Mold on your Christmas tree is not what you wish for Christmas. Mold is ubiquitous in nature and grows in virtually all "surfaces", including needles of Nordmann fir, noble fir and Norway spruce while the Trees are alive. When the tree dies, enters mold to as nature’s “waste disposal service” and decompose dead plant tissue. Is the humidity high, and plant tissue suitable as "fungi food" degradation can go very quickly.
You cannot reduce the amount of mold by purchasing an ecological tree and it is probably doubtful whether you by buying a spruce fir get less mold than to buy a Nordmann fir (or other silver fir).
Generally mold does not provide problems, but for some allergy sufferers, spores from mold can be very disruptive. Are you among those who suffer from mold or should you celebrate Christmas for someone with allergies to mold, then we will give you some good advices here.
Can you do something about mold on your Christmas tree?
Make sure that it is a fresh Christmas tree you buy! You may want to go out and cut the Christmas tree yourself along with your family, but make it as close to Christmas as possible.
The problem is, as mentioned before, when the Christmas tree dies, the molds that are on the tree begins the decomposition process of the Christmas tree. Is the tree for example imported or it comes from afar, has been put in net , packed and been on the road for a long time, there is a high risk that it has a large concentration of mold on it.
Once the Christmas tree is brought inside at Christmas time in the living room’s warm, dry air, the fungal spores may cause significant inconvenience to the people who are allergic to the spores of molds. To meet the problems with mold spores, you can take a number of precautions:
- Limit the time where the tree is indoor - Christmas does not have to last until Easter.
- Place the tree in a room which can be closed off from the rest of the housing - for example a sunroom or a terrace.
- Ensure good ventilation.
- Limit the handling of tree and keep your distance.
- Christmas Tree Wash is a final opportunity where the tree thoroughly is rinsed outdoors with water, and then dried in a warm place - NOTE! Remember to put the tree in water during drying.
Christmas tree of plastic rather than a natural
To account for both fungi and resins, when choosing your Christmas tree, there are, according to the Asthma and Allergy Association no difference whether you choose a spruce fir or a silver fir.
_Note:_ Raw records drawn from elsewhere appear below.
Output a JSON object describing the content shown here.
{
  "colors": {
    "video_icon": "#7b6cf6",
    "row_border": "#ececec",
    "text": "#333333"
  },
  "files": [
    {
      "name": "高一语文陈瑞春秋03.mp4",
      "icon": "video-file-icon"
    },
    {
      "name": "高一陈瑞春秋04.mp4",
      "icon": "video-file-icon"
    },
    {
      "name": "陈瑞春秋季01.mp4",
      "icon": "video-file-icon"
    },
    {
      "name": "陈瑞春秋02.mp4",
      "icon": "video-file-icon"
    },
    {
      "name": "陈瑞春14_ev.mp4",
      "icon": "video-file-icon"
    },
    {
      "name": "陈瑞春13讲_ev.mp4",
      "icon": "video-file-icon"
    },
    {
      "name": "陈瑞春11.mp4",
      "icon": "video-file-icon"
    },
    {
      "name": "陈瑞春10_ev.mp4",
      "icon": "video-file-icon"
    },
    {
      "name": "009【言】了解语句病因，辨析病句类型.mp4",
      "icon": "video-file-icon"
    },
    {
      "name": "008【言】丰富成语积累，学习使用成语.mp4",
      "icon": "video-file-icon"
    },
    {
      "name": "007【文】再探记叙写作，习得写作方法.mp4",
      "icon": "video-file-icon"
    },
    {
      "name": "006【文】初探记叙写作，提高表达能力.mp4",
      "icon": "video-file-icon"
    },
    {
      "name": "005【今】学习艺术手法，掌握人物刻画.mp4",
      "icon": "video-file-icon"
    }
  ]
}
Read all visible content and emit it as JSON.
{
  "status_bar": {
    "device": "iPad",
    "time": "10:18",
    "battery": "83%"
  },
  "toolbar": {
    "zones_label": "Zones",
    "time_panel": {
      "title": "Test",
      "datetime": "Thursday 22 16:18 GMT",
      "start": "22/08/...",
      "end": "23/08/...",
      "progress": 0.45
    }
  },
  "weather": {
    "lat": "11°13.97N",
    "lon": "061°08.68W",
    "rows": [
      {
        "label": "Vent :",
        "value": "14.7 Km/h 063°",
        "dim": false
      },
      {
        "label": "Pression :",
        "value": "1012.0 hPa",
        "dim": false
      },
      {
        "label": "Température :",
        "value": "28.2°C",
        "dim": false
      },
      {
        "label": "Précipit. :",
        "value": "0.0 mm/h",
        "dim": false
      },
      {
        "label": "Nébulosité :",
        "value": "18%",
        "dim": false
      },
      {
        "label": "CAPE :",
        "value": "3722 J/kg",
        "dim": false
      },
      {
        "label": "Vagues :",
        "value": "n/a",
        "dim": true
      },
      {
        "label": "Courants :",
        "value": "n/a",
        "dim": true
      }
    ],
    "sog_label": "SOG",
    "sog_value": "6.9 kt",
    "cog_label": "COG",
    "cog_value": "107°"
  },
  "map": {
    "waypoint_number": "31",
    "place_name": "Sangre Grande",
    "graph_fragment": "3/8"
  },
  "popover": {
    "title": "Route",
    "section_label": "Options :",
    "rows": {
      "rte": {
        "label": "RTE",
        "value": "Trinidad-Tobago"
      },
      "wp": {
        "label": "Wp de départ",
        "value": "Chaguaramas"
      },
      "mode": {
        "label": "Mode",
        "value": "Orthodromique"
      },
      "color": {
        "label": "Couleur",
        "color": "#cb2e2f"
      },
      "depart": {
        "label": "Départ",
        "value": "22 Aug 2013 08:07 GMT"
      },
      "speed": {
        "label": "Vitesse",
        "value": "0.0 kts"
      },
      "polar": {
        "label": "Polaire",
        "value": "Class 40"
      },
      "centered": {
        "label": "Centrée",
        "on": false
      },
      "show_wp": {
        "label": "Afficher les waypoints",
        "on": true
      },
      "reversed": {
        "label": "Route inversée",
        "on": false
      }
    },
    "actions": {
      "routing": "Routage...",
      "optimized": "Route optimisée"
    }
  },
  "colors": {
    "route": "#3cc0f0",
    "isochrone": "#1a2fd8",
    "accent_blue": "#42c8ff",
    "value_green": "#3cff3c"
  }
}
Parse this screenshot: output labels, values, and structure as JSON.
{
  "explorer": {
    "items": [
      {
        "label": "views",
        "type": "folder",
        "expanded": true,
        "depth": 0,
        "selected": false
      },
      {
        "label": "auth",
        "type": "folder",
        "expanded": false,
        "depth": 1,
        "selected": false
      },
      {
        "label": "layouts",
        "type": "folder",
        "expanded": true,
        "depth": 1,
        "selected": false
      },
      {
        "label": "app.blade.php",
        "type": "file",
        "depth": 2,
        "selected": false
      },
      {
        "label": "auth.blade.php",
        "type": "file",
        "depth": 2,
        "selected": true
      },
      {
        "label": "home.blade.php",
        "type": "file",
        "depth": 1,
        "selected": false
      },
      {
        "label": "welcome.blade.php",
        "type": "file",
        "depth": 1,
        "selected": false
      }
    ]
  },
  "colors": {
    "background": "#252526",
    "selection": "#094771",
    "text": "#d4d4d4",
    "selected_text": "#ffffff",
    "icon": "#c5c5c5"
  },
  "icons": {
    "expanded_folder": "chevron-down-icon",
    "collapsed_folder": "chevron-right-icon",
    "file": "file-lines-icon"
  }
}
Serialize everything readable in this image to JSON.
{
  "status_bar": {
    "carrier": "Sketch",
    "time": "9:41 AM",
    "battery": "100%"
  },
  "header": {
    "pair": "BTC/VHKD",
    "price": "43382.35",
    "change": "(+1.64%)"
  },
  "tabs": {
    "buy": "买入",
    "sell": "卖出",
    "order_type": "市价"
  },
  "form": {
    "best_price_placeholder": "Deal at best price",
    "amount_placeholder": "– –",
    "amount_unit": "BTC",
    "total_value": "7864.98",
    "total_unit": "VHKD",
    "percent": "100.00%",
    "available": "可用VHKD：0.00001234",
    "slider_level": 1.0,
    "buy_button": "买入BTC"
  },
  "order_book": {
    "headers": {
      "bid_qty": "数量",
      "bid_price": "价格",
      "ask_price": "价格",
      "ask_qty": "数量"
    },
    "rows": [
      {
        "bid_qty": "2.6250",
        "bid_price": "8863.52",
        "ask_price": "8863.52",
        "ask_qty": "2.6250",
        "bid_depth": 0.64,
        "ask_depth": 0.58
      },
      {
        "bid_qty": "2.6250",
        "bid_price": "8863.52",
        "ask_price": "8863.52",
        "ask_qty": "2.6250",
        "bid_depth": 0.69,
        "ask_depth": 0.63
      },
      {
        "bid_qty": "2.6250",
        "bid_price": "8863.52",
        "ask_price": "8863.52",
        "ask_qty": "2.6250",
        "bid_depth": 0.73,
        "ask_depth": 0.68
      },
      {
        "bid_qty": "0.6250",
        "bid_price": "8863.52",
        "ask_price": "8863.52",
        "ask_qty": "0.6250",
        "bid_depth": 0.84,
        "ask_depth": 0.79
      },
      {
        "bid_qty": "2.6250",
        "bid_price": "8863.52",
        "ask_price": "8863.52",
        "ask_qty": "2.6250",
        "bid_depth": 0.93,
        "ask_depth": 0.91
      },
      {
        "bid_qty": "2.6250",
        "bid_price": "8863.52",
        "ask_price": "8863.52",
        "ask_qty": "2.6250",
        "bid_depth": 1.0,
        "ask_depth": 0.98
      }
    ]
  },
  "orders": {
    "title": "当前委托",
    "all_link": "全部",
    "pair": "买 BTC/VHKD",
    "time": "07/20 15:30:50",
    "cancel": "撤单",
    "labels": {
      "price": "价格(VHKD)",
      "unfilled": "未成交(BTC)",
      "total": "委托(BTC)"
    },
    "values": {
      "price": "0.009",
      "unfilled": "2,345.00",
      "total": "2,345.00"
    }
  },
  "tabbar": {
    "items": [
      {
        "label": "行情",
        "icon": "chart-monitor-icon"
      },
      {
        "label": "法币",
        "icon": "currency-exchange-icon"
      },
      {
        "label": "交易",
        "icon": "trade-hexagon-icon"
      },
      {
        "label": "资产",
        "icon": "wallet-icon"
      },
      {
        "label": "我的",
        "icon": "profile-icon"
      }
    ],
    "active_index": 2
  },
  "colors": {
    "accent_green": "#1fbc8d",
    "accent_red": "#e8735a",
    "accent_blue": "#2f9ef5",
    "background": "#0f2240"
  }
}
Both tree species can provoke reactions, so if the Christmas tree creates more irritation than pleasure and fun, you may want to invest in a Christmas tree made of plastic.
Do you want to be absolutely sure not to be bothered during Christmas with mold, make a mixture of KefaWash with water (two parts water and one part KefaWash) and spray it thoroughly throughout the tree and let it dry. Do this right before the Christmas tree is put into use, and follow otherwise the above mentioned good advices.
KefaWash is a natural product and does not contain any toxic ingredients.